Another great article from Forrester, this by Josh Bernoff, presents an extremely clever idea to better connect PR professionals with the influencers (reporters, bloggers, analysts, etc.) they want to reach. Bernoff refers to his system as “HIRPS — Highly Relevant Pitching System.” Its three core elements of influencer profiles, a PR pitching system and ratings for PR people could vastly improve the pitching and relationship-building process through their inherent benefits:
- Influencers are encouraged to be very specific about the kind of information they are interested in receiving.
- PR professionals must connect clearly and concisely, through a defined process.
- PR professionals are all but forced to be meaningful and relevant, for fear of getting poor ratings from untargeted pitches.

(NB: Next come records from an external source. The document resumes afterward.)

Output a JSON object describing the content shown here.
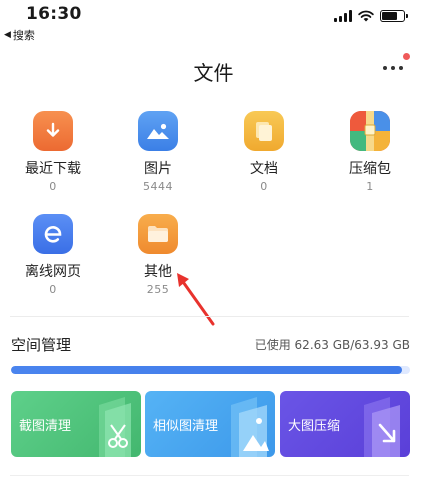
{
  "status_bar": {
    "time": "16:30",
    "battery_level": 0.7
  },
  "nav": {
    "back_label": "搜索"
  },
  "header": {
    "title": "文件"
  },
  "categories": [
    {
      "label": "最近下载",
      "count": "0",
      "icon": "download-icon",
      "color": "#f07a3f"
    },
    {
      "label": "图片",
      "count": "5444",
      "icon": "image-icon",
      "color": "#4a90e8"
    },
    {
      "label": "文档",
      "count": "0",
      "icon": "document-icon",
      "color": "#f2b23e"
    },
    {
      "label": "压缩包",
      "count": "1",
      "icon": "archive-icon",
      "color": "#e74c3c"
    },
    {
      "label": "离线网页",
      "count": "0",
      "icon": "offline-web-icon",
      "color": "#3d7cf0"
    },
    {
      "label": "其他",
      "count": "255",
      "icon": "folder-icon",
      "color": "#f39a3a"
    }
  ],
  "storage": {
    "title": "空间管理",
    "usage_text": "已使用 62.63 GB/63.93 GB",
    "used_fraction": 0.98
  },
  "tools": [
    {
      "label": "截图清理",
      "icon": "scissors-icon",
      "color": "#52c77d"
    },
    {
      "label": "相似图清理",
      "icon": "similar-images-icon",
      "color": "#48a7f0"
    },
    {
      "label": "大图压缩",
      "icon": "compress-icon",
      "color": "#6b4fe0"
    }
  ]
}
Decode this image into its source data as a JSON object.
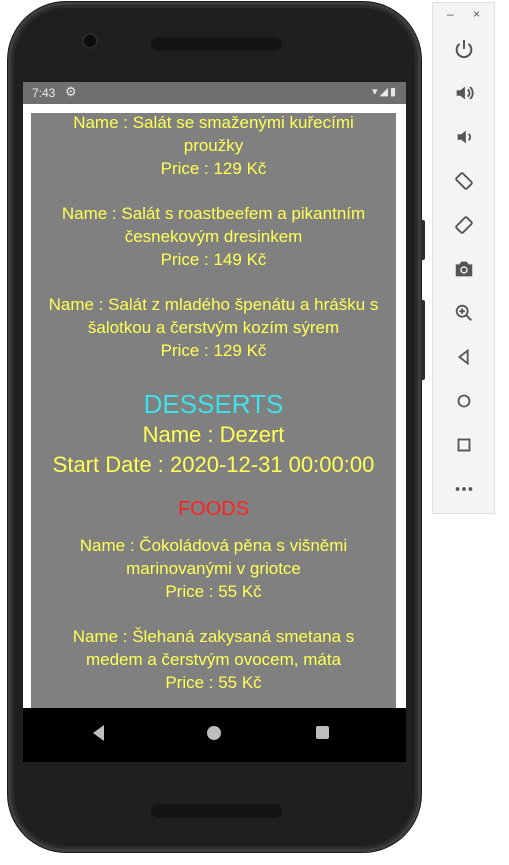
{
  "status_bar": {
    "time": "7:43"
  },
  "menu": {
    "salads": [
      {
        "name": "Name : Salát se smaženými kuřecími proužky",
        "price": "Price : 129 Kč"
      },
      {
        "name": "Name : Salát s roastbeefem a pikantním česnekovým dresinkem",
        "price": "Price : 149 Kč"
      },
      {
        "name": "Name : Salát z mladého špenátu a hrášku s šalotkou a čerstvým kozím sýrem",
        "price": "Price : 129 Kč"
      }
    ],
    "desserts_section": {
      "title": "DESSERTS",
      "category_name": "Name : Dezert",
      "start_date": "Start Date : 2020-12-31 00:00:00",
      "foods_label": "FOODS",
      "items": [
        {
          "name": "Name : Čokoládová pěna s višněmi marinovanými v griotce",
          "price": "Price : 55 Kč"
        },
        {
          "name": "Name : Šlehaná zakysaná smetana s medem a čerstvým ovocem, máta",
          "price": "Price : 55 Kč"
        }
      ]
    }
  },
  "colors": {
    "item_text": "#ffff55",
    "section_title": "#40e0e8",
    "foods_label": "#ff2020",
    "content_bg": "#808080"
  },
  "emulator_toolbar": {
    "minimize": "–",
    "close": "×",
    "buttons": [
      "power-icon",
      "volume-up-icon",
      "volume-down-icon",
      "rotate-left-icon",
      "rotate-right-icon",
      "camera-icon",
      "zoom-icon",
      "back-icon",
      "home-icon",
      "overview-icon",
      "more-icon"
    ]
  }
}
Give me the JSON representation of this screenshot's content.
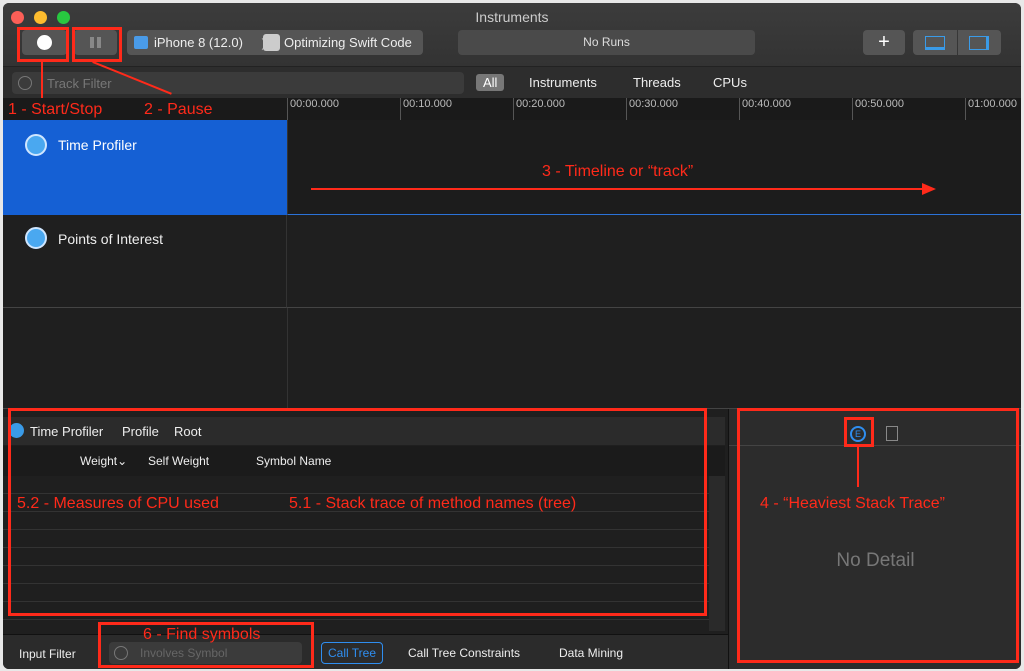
{
  "window": {
    "title": "Instruments"
  },
  "toolbar": {
    "device": "iPhone 8 (12.0)",
    "target": "Optimizing Swift Code",
    "runs": "No Runs",
    "add": "+"
  },
  "filter": {
    "placeholder": "Track Filter",
    "tabs": [
      "All",
      "Instruments",
      "Threads",
      "CPUs"
    ]
  },
  "ruler": [
    "00:00.000",
    "00:10.000",
    "00:20.000",
    "00:30.000",
    "00:40.000",
    "00:50.000",
    "01:00.000"
  ],
  "tracks": [
    {
      "name": "Time Profiler"
    },
    {
      "name": "Points of Interest"
    }
  ],
  "detail": {
    "breadcrumb": [
      "Time Profiler",
      "Profile",
      "Root"
    ],
    "columns": [
      "Weight",
      "Self Weight",
      "Symbol Name"
    ],
    "no_detail": "No Detail"
  },
  "bottom": {
    "input_filter": "Input Filter",
    "placeholder": "Involves Symbol",
    "tabs": [
      "Call Tree",
      "Call Tree Constraints",
      "Data Mining"
    ]
  },
  "annotations": {
    "a1": "1 - Start/Stop",
    "a2": "2 - Pause",
    "a3": "3 - Timeline or “track”",
    "a4": "4 - “Heaviest Stack Trace”",
    "a51": "5.1 - Stack trace of method names (tree)",
    "a52": "5.2 - Measures of CPU used",
    "a6": "6 - Find symbols"
  },
  "colors": {
    "accent": "#1560d4",
    "annotation": "#ff2a1a"
  }
}
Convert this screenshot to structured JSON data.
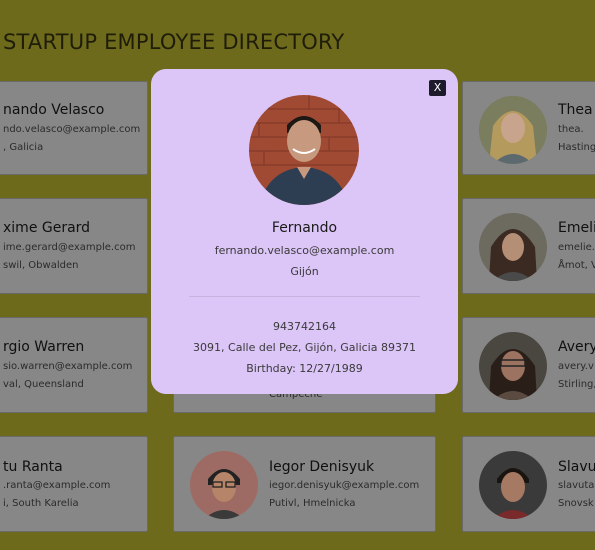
{
  "page": {
    "title": "STARTUP EMPLOYEE DIRECTORY"
  },
  "cards": [
    {
      "name": "nando Velasco",
      "email": "ndo.velasco@example.com",
      "location": ", Galicia"
    },
    {
      "name": "Thea",
      "email": "thea.",
      "location": "Hasting"
    },
    {
      "name": "xime Gerard",
      "email": "ime.gerard@example.com",
      "location": "swil, Obwalden"
    },
    {
      "name": "Emeli",
      "email": "emelie.",
      "location": "Åmot, V"
    },
    {
      "name": "rgio Warren",
      "email": "sio.warren@example.com",
      "location": "val, Queensland"
    },
    {
      "name": "",
      "email": "",
      "location": "Campeche"
    },
    {
      "name": "Avery",
      "email": "avery.v",
      "location": "Stirling,"
    },
    {
      "name": "tu Ranta",
      "email": ".ranta@example.com",
      "location": "i, South Karelia"
    },
    {
      "name": "Iegor Denisyuk",
      "email": "iegor.denisyuk@example.com",
      "location": "Putivl, Hmelnicka"
    },
    {
      "name": "Slavut",
      "email": "slavuta.",
      "location": "Snovsk"
    }
  ],
  "modal": {
    "close_label": "X",
    "name": "Fernando",
    "email": "fernando.velasco@example.com",
    "city": "Gijón",
    "phone": "943742164",
    "address": "3091, Calle del Pez, Gijón, Galicia 89371",
    "birthday": "Birthday: 12/27/1989"
  }
}
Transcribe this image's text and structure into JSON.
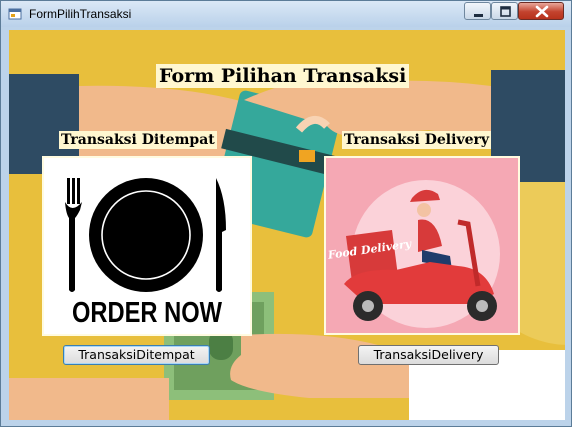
{
  "window": {
    "title": "FormPilihTransaksi",
    "icon": "form-app-icon"
  },
  "controls": {
    "minimize_icon": "minimize-icon",
    "maximize_icon": "maximize-icon",
    "close_icon": "close-icon"
  },
  "form": {
    "heading": "Form Pilihan Transaksi",
    "dine_in": {
      "label": "Transaksi Ditempat",
      "image_text": "ORDER NOW",
      "button": "TransaksiDitempat"
    },
    "delivery": {
      "label": "Transaksi Delivery",
      "image_text": "Food Delivery",
      "button": "TransaksiDelivery"
    }
  },
  "colors": {
    "background": "#e8bf3c",
    "label_bg": "#fff7d0",
    "delivery_bg": "#f5a8b4"
  }
}
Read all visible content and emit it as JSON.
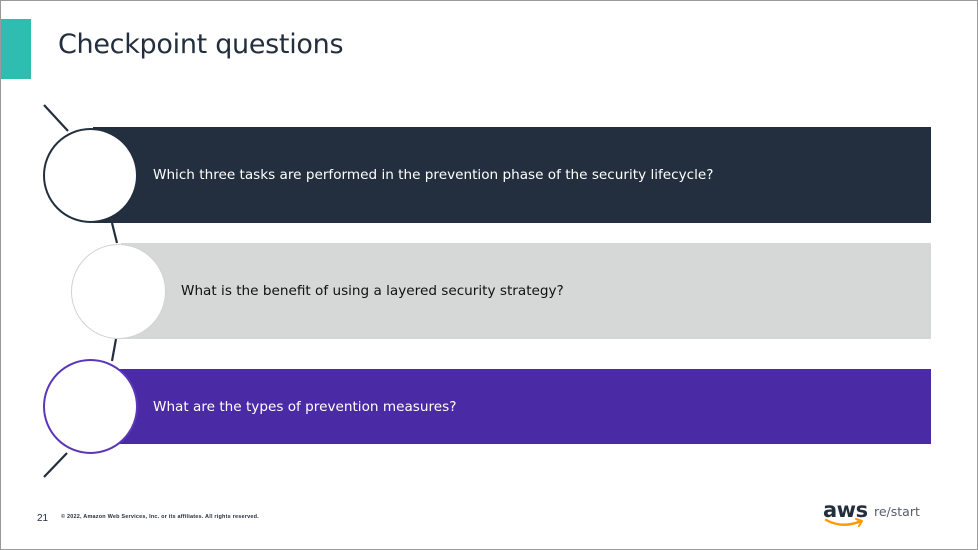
{
  "slide": {
    "title": "Checkpoint questions",
    "questions": [
      "Which three tasks are performed in the prevention phase of the security lifecycle?",
      "What is the benefit of using a layered security strategy?",
      "What are the types of prevention measures?"
    ],
    "page_number": "21",
    "copyright": "© 2022, Amazon Web Services, Inc. or its affiliates. All rights reserved.",
    "logo": {
      "brand": "aws",
      "product": "re/start"
    }
  },
  "colors": {
    "accent": "#2fbdb2",
    "dark_navy": "#232f3e",
    "light_gray": "#d5d8d6",
    "purple": "#4b2aa6",
    "aws_orange": "#ff9900"
  }
}
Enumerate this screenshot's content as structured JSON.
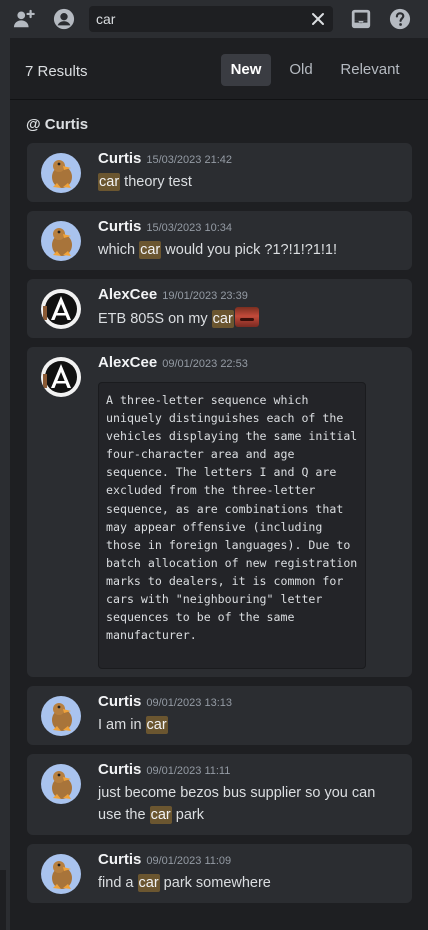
{
  "search": {
    "value": "car"
  },
  "results": {
    "count_label": "7 Results",
    "sort_tabs": [
      "New",
      "Old",
      "Relevant"
    ],
    "active_tab": "New"
  },
  "channel": {
    "label": "@ Curtis"
  },
  "messages": [
    {
      "author": "Curtis",
      "timestamp": "15/03/2023 21:42",
      "before": "",
      "match": "car",
      "after": " theory test"
    },
    {
      "author": "Curtis",
      "timestamp": "15/03/2023 10:34",
      "before": "which ",
      "match": "car",
      "after": " would you pick ?1?!1!?1!1!"
    },
    {
      "author": "AlexCee",
      "timestamp": "19/01/2023 23:39",
      "before": "ETB 805S on my ",
      "match": "car",
      "after": ""
    },
    {
      "author": "AlexCee",
      "timestamp": "09/01/2023 22:53",
      "code": "A three-letter sequence which uniquely distinguishes each of the vehicles displaying the same initial four-character area and age sequence. The letters I and Q are excluded from the three-letter sequence, as are combinations that may appear offensive (including those in foreign languages). Due to batch allocation of new registration marks to dealers, it is common for cars with \"neighbouring\" letter sequences to be of the same manufacturer."
    },
    {
      "author": "Curtis",
      "timestamp": "09/01/2023 13:13",
      "before": "I am in ",
      "match": "car",
      "after": ""
    },
    {
      "author": "Curtis",
      "timestamp": "09/01/2023 11:11",
      "before": "just become bezos bus supplier so you can use the ",
      "match": "car",
      "after": " park"
    },
    {
      "author": "Curtis",
      "timestamp": "09/01/2023 11:09",
      "before": "find a ",
      "match": "car",
      "after": " park somewhere"
    }
  ],
  "icons": {
    "add_friend": "add-friend-icon",
    "profile": "user-profile-icon",
    "clear": "close-icon",
    "inbox": "inbox-icon",
    "help": "help-icon",
    "avatar_curtis": "duck-avatar",
    "avatar_alexcee": "linkin-park-logo-avatar",
    "emoji": "face-emoji"
  },
  "colors": {
    "highlight": "#6b5630",
    "background": "#1e1f22",
    "card": "#2b2d31"
  }
}
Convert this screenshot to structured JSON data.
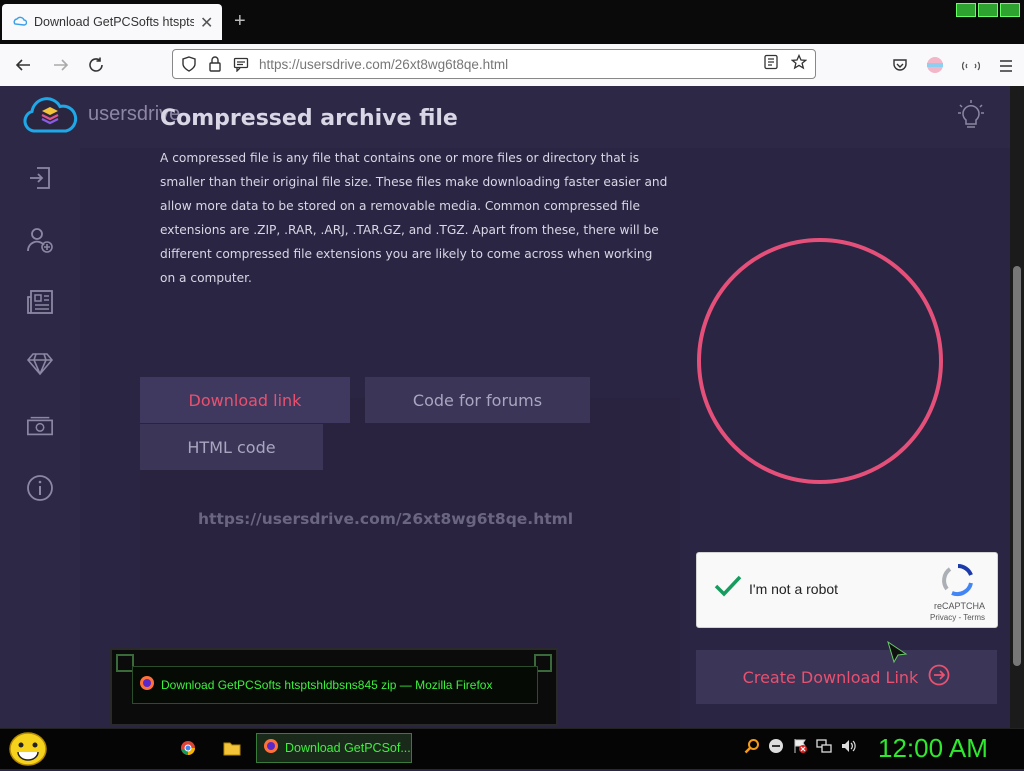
{
  "browser": {
    "tab_title": "Download GetPCSofts htsptshl",
    "tab_close": "✕",
    "new_tab": "+",
    "url_host": "https://usersdrive.com",
    "url_path": "/26xt8wg6t8qe.html"
  },
  "site": {
    "logo_text": "usersdrive",
    "heading": "Compressed archive file",
    "description": "A compressed file is any file that contains one or more files or directory that is smaller than their original file size. These files make downloading faster easier and allow more data to be stored on a removable media. Common compressed file extensions are .ZIP, .RAR, .ARJ, .TAR.GZ, and .TGZ. Apart from these, there will be different compressed file extensions you are likely to come across when working on a computer.",
    "tabs": {
      "download_link": "Download link",
      "code_for_forums": "Code for forums",
      "html_code": "HTML code"
    },
    "link_value": "https://usersdrive.com/26xt8wg6t8qe.html",
    "create_button": "Create Download Link",
    "accent_color": "#e8516f"
  },
  "captcha": {
    "label": "I'm not a robot",
    "brand": "reCAPTCHA",
    "links": "Privacy - Terms"
  },
  "taskbar": {
    "task_label": "Download GetPCSof...",
    "tooltip": "Download GetPCSofts htsptshldbsns845 zip — Mozilla Firefox",
    "clock": "12:00 AM"
  }
}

After reading the article, I can only guess that any PR pro or influencer’s response would be the same as mine: Why hasn’t anyone developed this yet? And please tell me that someone is on it now.
When the Reality Show Went Meta: Culture Gone Wild
A look at the backchannel through analysis of reality television, by Rick Liebling. Reality television producers are at the forefront of a new kind of entertainment — one in which the creators become content producers on all fronts. In short: rather than stopping with the show, continue to engage fans through news, updates, social elements and non-stop entertainment.
Says Liebling, "Gone are the days when television took the summer off. Original programming 12 months a year is now a requirement. Similarly, CNN and the Internet created the 24 hour news cycle. The idea of waiting a week for the next issues of TIME or Newsweek to come out seems crazy now. In the future, whatever the equivalent of The Wire will be, it won’t be called a TV show, it will simply be a content franchise that will produce new content, across numerous platforms and formats, all the time (so, like Law & Order then)."
Money takeaway: In today’s world of non-stop news and entertainment, your audience is hungry for more. What value can you provide to help keep them satiated?
What was your favorite marketing article of the week? Share it in the comments below, or tweet it to our attention at @PR2020.comments powered by Disqus